▶ [YOUR ASSIGNMENT]: Among the records below, find each line containing the word "JSON" and copy it.

▶ [DATA PROVIDED]:
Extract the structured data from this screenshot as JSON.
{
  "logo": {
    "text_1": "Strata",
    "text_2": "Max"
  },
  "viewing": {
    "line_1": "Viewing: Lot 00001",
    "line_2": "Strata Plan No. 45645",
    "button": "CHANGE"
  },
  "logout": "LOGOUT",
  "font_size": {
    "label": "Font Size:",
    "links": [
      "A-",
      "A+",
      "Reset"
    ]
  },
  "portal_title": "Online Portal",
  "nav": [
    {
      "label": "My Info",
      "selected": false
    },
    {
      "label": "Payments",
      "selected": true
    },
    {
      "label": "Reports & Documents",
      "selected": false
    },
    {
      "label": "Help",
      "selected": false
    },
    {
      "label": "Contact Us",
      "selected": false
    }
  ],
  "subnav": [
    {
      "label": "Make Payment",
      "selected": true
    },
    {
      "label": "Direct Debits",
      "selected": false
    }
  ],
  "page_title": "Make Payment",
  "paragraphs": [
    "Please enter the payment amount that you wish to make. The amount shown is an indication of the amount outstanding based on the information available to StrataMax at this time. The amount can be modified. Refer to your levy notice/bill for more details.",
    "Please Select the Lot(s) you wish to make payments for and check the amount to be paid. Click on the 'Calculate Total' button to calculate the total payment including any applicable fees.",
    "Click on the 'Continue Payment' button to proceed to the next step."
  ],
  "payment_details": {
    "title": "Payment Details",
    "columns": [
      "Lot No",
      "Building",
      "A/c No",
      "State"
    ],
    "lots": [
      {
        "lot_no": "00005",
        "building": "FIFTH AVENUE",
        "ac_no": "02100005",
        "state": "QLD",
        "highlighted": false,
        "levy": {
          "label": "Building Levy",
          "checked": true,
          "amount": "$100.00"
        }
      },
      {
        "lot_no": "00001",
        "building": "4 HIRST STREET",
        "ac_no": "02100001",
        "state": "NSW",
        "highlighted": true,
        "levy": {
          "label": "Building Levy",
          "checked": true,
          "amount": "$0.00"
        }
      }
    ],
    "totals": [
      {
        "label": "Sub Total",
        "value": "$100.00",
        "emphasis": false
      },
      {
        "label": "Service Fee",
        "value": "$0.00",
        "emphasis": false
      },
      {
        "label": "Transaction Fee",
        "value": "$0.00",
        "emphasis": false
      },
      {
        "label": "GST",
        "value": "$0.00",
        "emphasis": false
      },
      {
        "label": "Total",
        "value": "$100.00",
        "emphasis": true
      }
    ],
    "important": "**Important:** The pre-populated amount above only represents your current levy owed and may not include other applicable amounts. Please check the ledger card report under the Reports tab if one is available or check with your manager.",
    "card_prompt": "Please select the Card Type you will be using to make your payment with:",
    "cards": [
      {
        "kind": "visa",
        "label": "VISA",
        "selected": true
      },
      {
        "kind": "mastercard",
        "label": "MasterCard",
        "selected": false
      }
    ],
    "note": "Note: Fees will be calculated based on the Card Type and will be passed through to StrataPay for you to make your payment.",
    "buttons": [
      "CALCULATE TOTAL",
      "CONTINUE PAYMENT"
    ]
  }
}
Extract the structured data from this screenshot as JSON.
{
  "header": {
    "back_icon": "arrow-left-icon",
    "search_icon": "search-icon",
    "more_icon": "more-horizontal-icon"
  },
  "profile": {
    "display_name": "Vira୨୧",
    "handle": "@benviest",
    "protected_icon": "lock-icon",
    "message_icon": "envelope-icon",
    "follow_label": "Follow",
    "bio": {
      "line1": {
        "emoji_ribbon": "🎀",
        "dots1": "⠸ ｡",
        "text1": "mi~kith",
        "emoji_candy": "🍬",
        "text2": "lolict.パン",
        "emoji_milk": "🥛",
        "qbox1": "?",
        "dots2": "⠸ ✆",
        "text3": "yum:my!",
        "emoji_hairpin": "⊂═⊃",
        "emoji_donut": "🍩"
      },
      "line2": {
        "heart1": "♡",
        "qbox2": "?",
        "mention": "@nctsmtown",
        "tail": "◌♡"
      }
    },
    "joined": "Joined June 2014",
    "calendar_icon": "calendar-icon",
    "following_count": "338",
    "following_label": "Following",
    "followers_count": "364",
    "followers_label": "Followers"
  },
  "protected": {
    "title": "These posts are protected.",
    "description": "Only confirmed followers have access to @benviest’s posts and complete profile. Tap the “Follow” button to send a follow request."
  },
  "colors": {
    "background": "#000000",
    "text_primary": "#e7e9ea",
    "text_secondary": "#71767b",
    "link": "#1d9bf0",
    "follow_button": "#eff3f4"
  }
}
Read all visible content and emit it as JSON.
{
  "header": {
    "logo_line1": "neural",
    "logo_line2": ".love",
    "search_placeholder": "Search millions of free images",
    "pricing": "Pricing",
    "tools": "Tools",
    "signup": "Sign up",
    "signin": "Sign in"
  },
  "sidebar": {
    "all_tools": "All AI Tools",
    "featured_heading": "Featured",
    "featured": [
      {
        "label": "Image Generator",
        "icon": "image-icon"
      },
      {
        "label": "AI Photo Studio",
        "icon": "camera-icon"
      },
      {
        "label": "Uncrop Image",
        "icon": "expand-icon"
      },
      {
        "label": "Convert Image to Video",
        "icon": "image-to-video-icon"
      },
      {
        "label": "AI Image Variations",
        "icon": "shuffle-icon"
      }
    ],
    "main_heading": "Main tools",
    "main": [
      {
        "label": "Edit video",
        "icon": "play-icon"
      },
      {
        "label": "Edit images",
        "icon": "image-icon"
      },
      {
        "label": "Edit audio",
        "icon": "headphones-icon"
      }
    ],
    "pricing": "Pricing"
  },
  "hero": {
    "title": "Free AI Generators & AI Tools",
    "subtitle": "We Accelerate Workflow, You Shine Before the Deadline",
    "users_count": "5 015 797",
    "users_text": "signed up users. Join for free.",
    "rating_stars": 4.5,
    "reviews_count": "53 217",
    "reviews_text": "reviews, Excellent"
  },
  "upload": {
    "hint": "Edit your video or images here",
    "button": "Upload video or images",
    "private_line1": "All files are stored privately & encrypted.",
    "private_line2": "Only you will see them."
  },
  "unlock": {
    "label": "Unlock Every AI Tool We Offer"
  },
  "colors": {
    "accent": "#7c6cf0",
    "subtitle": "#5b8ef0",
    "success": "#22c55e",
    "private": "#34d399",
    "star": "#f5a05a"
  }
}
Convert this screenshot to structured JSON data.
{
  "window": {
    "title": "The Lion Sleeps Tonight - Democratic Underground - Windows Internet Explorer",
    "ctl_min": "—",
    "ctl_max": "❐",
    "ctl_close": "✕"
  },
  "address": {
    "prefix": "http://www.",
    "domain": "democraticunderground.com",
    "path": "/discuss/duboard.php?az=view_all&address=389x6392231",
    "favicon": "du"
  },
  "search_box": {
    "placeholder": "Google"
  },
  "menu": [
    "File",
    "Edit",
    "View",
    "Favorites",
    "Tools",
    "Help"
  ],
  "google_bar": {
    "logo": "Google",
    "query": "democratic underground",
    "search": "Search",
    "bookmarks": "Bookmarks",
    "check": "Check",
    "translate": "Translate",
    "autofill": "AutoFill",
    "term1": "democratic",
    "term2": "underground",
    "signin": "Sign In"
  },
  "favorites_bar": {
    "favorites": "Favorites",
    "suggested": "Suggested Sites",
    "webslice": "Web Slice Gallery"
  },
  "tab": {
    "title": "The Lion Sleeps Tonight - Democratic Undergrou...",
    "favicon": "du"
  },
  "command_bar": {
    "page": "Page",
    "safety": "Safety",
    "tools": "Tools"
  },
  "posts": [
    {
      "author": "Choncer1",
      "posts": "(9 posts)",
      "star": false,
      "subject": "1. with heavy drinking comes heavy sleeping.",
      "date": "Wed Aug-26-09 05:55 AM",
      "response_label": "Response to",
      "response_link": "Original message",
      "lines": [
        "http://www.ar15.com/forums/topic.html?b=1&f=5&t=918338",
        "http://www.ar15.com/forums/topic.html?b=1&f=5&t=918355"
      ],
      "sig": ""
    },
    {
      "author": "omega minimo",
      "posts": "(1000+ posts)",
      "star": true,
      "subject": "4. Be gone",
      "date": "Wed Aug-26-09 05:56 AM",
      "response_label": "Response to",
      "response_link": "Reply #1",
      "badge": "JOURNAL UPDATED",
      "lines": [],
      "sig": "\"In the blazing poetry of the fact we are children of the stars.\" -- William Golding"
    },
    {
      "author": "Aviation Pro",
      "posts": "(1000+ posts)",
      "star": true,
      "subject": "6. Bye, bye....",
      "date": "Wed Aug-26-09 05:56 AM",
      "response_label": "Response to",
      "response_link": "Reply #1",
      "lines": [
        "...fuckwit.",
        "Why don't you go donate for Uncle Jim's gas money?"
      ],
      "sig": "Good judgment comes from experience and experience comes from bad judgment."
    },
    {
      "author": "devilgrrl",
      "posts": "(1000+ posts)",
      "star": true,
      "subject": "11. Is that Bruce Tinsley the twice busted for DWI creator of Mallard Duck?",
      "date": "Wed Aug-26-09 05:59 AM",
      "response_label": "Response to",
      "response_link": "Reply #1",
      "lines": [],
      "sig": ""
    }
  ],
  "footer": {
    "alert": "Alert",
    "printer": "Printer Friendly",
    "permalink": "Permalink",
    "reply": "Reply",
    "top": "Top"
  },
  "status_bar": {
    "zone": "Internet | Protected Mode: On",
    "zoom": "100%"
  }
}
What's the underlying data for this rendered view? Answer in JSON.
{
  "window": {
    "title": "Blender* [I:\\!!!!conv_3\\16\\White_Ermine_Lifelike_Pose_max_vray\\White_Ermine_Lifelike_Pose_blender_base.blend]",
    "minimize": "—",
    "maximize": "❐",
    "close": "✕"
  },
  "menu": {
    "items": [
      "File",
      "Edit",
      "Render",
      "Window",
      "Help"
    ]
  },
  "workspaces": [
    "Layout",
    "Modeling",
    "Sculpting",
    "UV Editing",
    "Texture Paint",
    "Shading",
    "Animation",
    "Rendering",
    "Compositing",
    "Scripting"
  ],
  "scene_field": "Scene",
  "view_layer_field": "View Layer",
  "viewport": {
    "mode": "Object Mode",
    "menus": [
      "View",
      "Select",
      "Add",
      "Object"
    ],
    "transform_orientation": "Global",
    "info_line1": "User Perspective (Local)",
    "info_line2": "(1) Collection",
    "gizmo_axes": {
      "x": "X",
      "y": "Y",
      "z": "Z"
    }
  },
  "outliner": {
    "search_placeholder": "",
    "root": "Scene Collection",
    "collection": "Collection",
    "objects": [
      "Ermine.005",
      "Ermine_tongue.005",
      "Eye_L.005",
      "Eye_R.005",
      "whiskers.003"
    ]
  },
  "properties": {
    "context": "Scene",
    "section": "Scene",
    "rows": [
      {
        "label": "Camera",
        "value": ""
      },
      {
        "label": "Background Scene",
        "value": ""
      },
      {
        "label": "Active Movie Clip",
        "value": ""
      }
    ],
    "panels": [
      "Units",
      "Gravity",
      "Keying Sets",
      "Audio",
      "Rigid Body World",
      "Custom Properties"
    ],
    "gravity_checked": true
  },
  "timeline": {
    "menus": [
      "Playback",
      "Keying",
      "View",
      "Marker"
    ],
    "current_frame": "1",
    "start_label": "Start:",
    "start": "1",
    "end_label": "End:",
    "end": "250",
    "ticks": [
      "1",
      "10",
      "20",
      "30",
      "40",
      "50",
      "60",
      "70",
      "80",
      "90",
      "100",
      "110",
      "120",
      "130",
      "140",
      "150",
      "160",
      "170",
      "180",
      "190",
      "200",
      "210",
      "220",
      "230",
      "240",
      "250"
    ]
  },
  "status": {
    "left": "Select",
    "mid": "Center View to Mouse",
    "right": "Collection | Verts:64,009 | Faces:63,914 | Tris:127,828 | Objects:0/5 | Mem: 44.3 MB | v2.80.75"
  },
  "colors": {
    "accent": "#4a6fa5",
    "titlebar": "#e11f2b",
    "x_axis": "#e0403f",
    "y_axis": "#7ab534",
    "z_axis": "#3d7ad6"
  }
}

▶ [ANSWER FOR THIS EXERCISE]:
Extract the structured data from this screenshot as JSON.
Extract the structured data from this screenshot as JSON.
Read all visible content and emit it as JSON.
Convert this screenshot to structured JSON data.
What's the underlying data for this rendered view? Answer in JSON.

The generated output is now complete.